Matisse and Diebenkorn... 2 good reasons to visit the SFMOMA
Of course... the SFMOMA offers a multitude of great reasons to visit the museum, to go back there, to wander here and there through an awesome display of art and beauty. It happens that the new exhibition dedicated to Matisse and Diebenkorn is simply splendid. LostinSF went to the preview and share first impressions with you, hoping to inspire you.
LostinSF went to the preview to Matisse Diebenkorn at the SFMOMA.The new exhibition opens March 11, 2017 until May 29, 2017.
We thought we knew Matisse already. We were wrong. We totally rediscovered the French artsist and found out about Diebenkorn, whose name was familiar but we did not know much about him. We had had the poor idea to skip the Berkeley Years exhibit at the de Young Museum in 2013. #damnit
“Matisse/Diebenkorn is an incredible story of artistic inspiration, revealing how Diebenkorn’s enduring fascination with Matisse informed his own body of work in substantive and often surprising ways,” said Janet Bishop, Thomas Weisel Family Curator of Painting and Sculpture. “The exhibition casts new light on two artists represented in depth in SFMOMA’s holdings, and in fact several of the Matisse paintings now in our collection were among the very first paintings by the French artist that Diebenkorn ever saw.”
Richard Diebenkorn is a central artist in the Bay Area Figurative Movement. He was born in Portland but he grew up and lived in San Francisco, in the Ingleside neighborhood (Go and see by your self. You will love its colors, curves and hills.), graduated from Lowell High School; attending Stanford University, the University of California, Berkeley and the San Francisco Art Institute (then the California School of Fine Arts); and teaching at both the San Francisco Art Institute and the California College of the Arts. We can definitely call him a local artist!

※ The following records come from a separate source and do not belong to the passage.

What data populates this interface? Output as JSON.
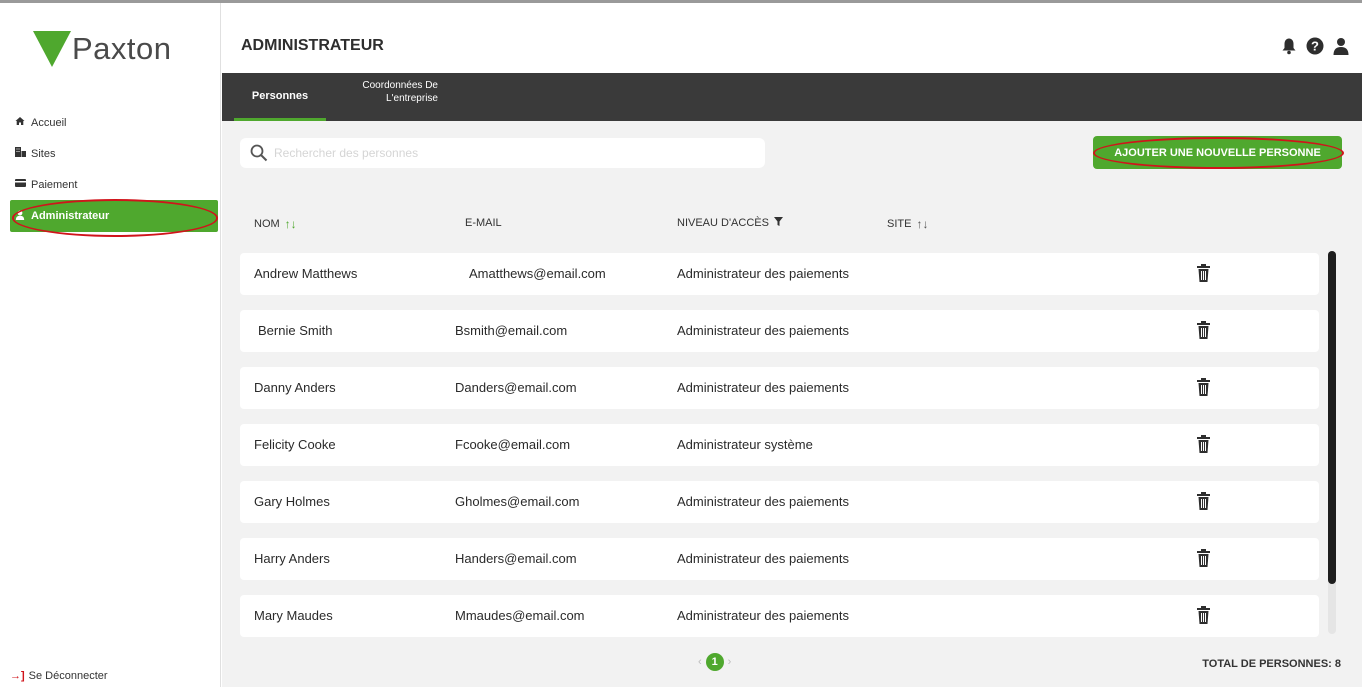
{
  "brand": {
    "name": "Paxton",
    "color": "#4fa82e"
  },
  "sidebar": {
    "items": [
      {
        "label": "Accueil",
        "icon": "home-icon"
      },
      {
        "label": "Sites",
        "icon": "building-icon"
      },
      {
        "label": "Paiement",
        "icon": "card-icon"
      },
      {
        "label": "Administrateur",
        "icon": "user-icon",
        "active": true
      }
    ],
    "logout_label": "Se Déconnecter"
  },
  "header": {
    "title": "ADMINISTRATEUR",
    "icons": [
      "bell-icon",
      "help-icon",
      "user-icon"
    ]
  },
  "tabs": [
    {
      "label": "Personnes",
      "active": true
    },
    {
      "label_line1": "Coordonnées De",
      "label_line2": "L'entreprise"
    }
  ],
  "search": {
    "placeholder": "Rechercher des personnes",
    "value": ""
  },
  "add_button_label": "AJOUTER UNE NOUVELLE PERSONNE",
  "table": {
    "headers": {
      "name": "NOM",
      "email": "E-MAIL",
      "access": "NIVEAU D'ACCÈS",
      "site": "SITE"
    },
    "rows": [
      {
        "name": "Andrew Matthews",
        "email": "Amatthews@email.com",
        "access": "Administrateur des paiements"
      },
      {
        "name": "Bernie Smith",
        "email": "Bsmith@email.com",
        "access": "Administrateur des paiements"
      },
      {
        "name": "Danny Anders",
        "email": "Danders@email.com",
        "access": "Administrateur des paiements"
      },
      {
        "name": "Felicity Cooke",
        "email": "Fcooke@email.com",
        "access": "Administrateur système"
      },
      {
        "name": "Gary Holmes",
        "email": "Gholmes@email.com",
        "access": "Administrateur des paiements"
      },
      {
        "name": "Harry Anders",
        "email": "Handers@email.com",
        "access": "Administrateur des paiements"
      },
      {
        "name": "Mary Maudes",
        "email": "Mmaudes@email.com",
        "access": "Administrateur des paiements"
      }
    ]
  },
  "pagination": {
    "current": "1",
    "prev": "‹",
    "next": "›"
  },
  "total_label": "TOTAL DE PERSONNES: 8",
  "colors": {
    "accent": "#4fa82e",
    "tabbar": "#3a3a3a",
    "annotation": "#d0141b"
  }
}
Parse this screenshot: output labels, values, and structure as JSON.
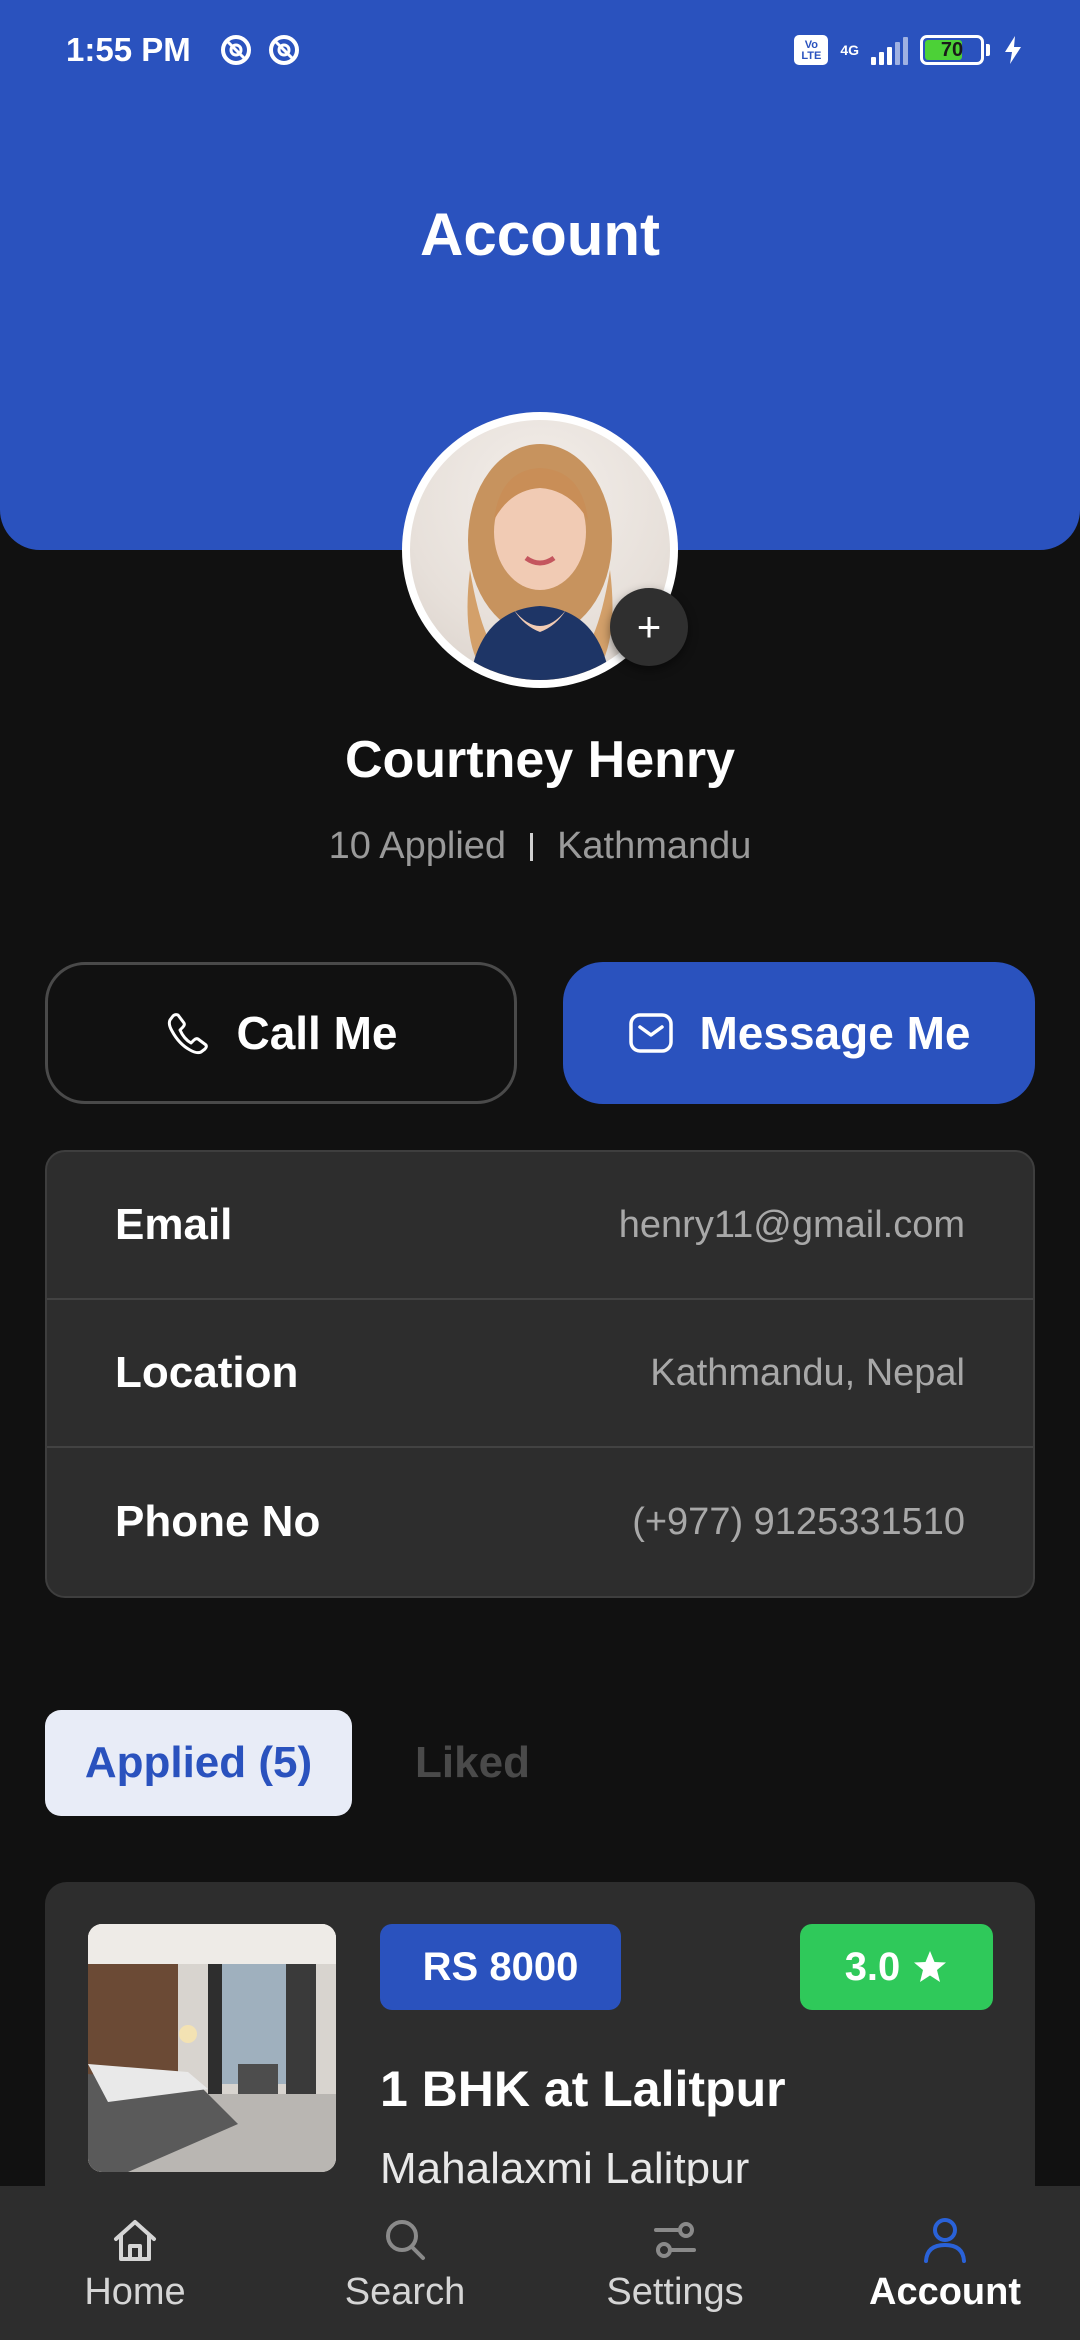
{
  "status_bar": {
    "time": "1:55 PM",
    "network": "4G",
    "battery": "70",
    "battery_level": 0.7,
    "volte_label": "Vo LTE",
    "icons": [
      "dnd-icon",
      "dnd-icon",
      "volte-icon",
      "signal-icon",
      "battery-icon",
      "charging-icon"
    ]
  },
  "header": {
    "title": "Account"
  },
  "profile": {
    "name": "Courtney Henry",
    "applied": "10 Applied",
    "city": "Kathmandu"
  },
  "actions": {
    "call_label": "Call Me",
    "message_label": "Message Me"
  },
  "info": [
    {
      "label": "Email",
      "value": "henry11@gmail.com"
    },
    {
      "label": "Location",
      "value": "Kathmandu, Nepal"
    },
    {
      "label": "Phone No",
      "value": "(+977) 9125331510"
    }
  ],
  "tabs": [
    {
      "label": "Applied (5)",
      "active": true
    },
    {
      "label": "Liked",
      "active": false
    }
  ],
  "listing": {
    "price": "RS 8000",
    "rating": "3.0",
    "title": "1 BHK at Lalitpur",
    "location": "Mahalaxmi Lalitpur"
  },
  "bottom_nav": [
    {
      "label": "Home",
      "icon": "home-icon",
      "active": false
    },
    {
      "label": "Search",
      "icon": "search-icon",
      "active": false
    },
    {
      "label": "Settings",
      "icon": "settings-icon",
      "active": false
    },
    {
      "label": "Account",
      "icon": "user-icon",
      "active": true
    }
  ],
  "colors": {
    "brand": "#2a52be",
    "background": "#111111",
    "card": "#2d2d2d",
    "rating_green": "#2fc95a"
  }
}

Diebenkorn’s first truly immersive experience of Matisse’s work occurred in Los Angeles in 1952, when he encountered such important Matisse paintings as Goldfish and Palette (1914) and Interior at Nice (1919 or 1920) in a traveling retrospective. Shortly after seeing this exhibition — a decade since his first experience of Matisse’s work (at the Palo Alto home of Sarah Stein, one of the French painter’s earliest champions.) — Diebenkorn began to incorporate elements of the French painter’s approach to painting into his own compositions, which is reflected in the brighter palette and new interest in structure evident in Diebenkorn’s Urbana No. 5 (Beachtown) (1953) and Urbana No. 6 (1953). The opening galleries of the exhibition feature outstanding works from Diebenkorn’s Urbana and Berkeley periods (1953–1955) that demonstrate the significant impact of his early encounters with Matisse on his then predominantly abstract paintings.
Although they never met, both artists have a longstanding history in the Bay Area and deep connections to SFMOMA. Matisse’s expressive paintings were first introduced to San Francisco shortly after the 1906 earthquake, shocking the arts community with their startling colors and brushwork. The French artist made one visit to San Francisco, in 1930, and his very first West Coast survey was held at SFMOMA in 1936, a year after the museum was founded. Matisse’s work — specifically Woman with a Hat (1905), on view in the exhibition — has become a historical anchor of SFMOMA’s painting and sculpture collection. Diebenkorn visited SFMOMA for the first time in 1945, and exhibited his work here for the first time in 1946.
Left: Henri Matisse, The Blue Window, 1913; oil on canvas; The Museum of Modern Art, New York, Abby Aldrich Rockefeller Fund; © Succession H. Matisse / Artists Rights Society (ARS), New York
Right: Richard Diebenkorn, Woman on a Porch, 1958; oil on canvas; New Orleans Museum of Art, museum purchase through the National Endowment for the Arts Matching Grant; © the Richard Diebenkorn Foundation
Be prepared for a vast and dense exhibition for which one needs time to fully enjoy the selection and immerse oneself in it. The selection gathers 40 paintings and drawings by Matisse and 60 paintings and drawings by Diebenkorn — from museums and private collections throughout the U.S. and Europe.
Taking pictures is prohibited (and we respected the instruction). So no report in photos, but in words. We took some notes while we were discovering the exhibition. Below is the result in a telegraphic style...